- Elizabeth Salmon – sax
- Maggie Salmon – bass
- Peggy Crow – trombone
- Frances Olson – trumpet
- Bonnie Sloan – trumpet
- Betty Eudaley – piano
Of this original line-up – Omstead and the Salmon sisters would remain with Joy for most of their touring years.
They were treading on sacred male ground and were often promoted on posters and in advertising with the focus on their feminine charm – Adjectives commonly attributed to the band included “cute, sweet, darling” and don’t forget “sexy”. The “All-Girl Orchestra” had to work very hard displaying their musical talents to counter these images.
Joy Cayler was relentless in her battle to counter union resistance across the land due to their non-male status (her band did obtain membership in the union). She steadfastly rejected promoter’s sexual advances and was always quick to defend her musicians – at times threatening to not perform unless fair contract terms and conditions were met. At one point Joy and her entire band sat down on the ground when they were being confronted with reduced performing fees – remaining down until the promoter acquiesced.
It was very difficult to keep a constant lineup together especially on the road. The girls were often very young – some still in high school – and parent’s concerns often terminated their participation in a traveling band – especially when they would depart for overseas venues.
At one point post WWII Joy’s band was Tokyo bound and found themselves on-board a transport plane which lost instruments over the Pacific flying on less than 1/2 hour’s worth of fuel. The pilot prepared the women for their certain crash landing – They miraculously found a landing spot at Iwo Jima when marines stationed at the post war base where terrific and horrendous fighting had taken place – lit fires on the ground in an attempt to steer the lost plane to a safe landing.

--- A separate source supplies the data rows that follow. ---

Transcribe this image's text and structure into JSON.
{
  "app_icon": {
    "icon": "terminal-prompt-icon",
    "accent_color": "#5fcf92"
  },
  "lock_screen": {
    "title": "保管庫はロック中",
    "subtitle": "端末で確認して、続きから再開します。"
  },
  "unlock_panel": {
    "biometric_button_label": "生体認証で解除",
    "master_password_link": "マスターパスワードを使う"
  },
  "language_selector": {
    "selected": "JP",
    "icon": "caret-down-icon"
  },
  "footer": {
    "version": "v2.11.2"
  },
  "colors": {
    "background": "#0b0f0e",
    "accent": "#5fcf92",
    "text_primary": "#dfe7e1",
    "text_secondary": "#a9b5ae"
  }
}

Joy employed a strict set of rules for all of her band members: No drinking, no cavorting with men on the road, maintaining a professional image – She had to take more than one of her musicians aside to address a breach in the rules, and then send them back to their hometown.
After World War II ended, the girl bands faced another challenge – the male musicians returned from the war zones resuming their places in the bands. The demand for a women’s orchestra was greatly diminished. Joy, however, increased her efforts to keep the band afloat and working. More traveling – a trip to Korean DMZ to entertain more troops – picking up bookings whenever and wherever they could.
“Jumpin’ With Joy” is a very entertaining read – It is compact – only 131 pages – but compelling reading with Joy’s very remarkable ability to call up minute details of times and experiences from the past.
The final part of the book focuses on her settling down in her post-girl-band days – First in California then returning to Denver to work with young musicians still in school forming a non-profit – performing around Colorado – and yes – again taking on a resentful and obstructing union. Joy kept extremely active within the Denver music community devoting many years to the young musicians of Denver and to doing what she was born to do – Make Music!
Joy Cayler passed away in Denver in September 19th, 2014.
“Jumpin’ With Joy” is a very difficult book to locate as it turns out – I have checked all the usual places and have not had any luck. As I stated – my copy was located in a pile of unorganized books in a remote corner of a Denver antique mall. If anyone locates an outlet for this book – let us know!
Lisa Wheeler – Blogger at “Elk Bugles” (her new combined music blog) kindly sent in these images from Joy Cayler (spelled Caylor on discs) – Lisa reports that these tracks were recorded ” live, at the Indiana Room, in Indianapolis” in December of 1943.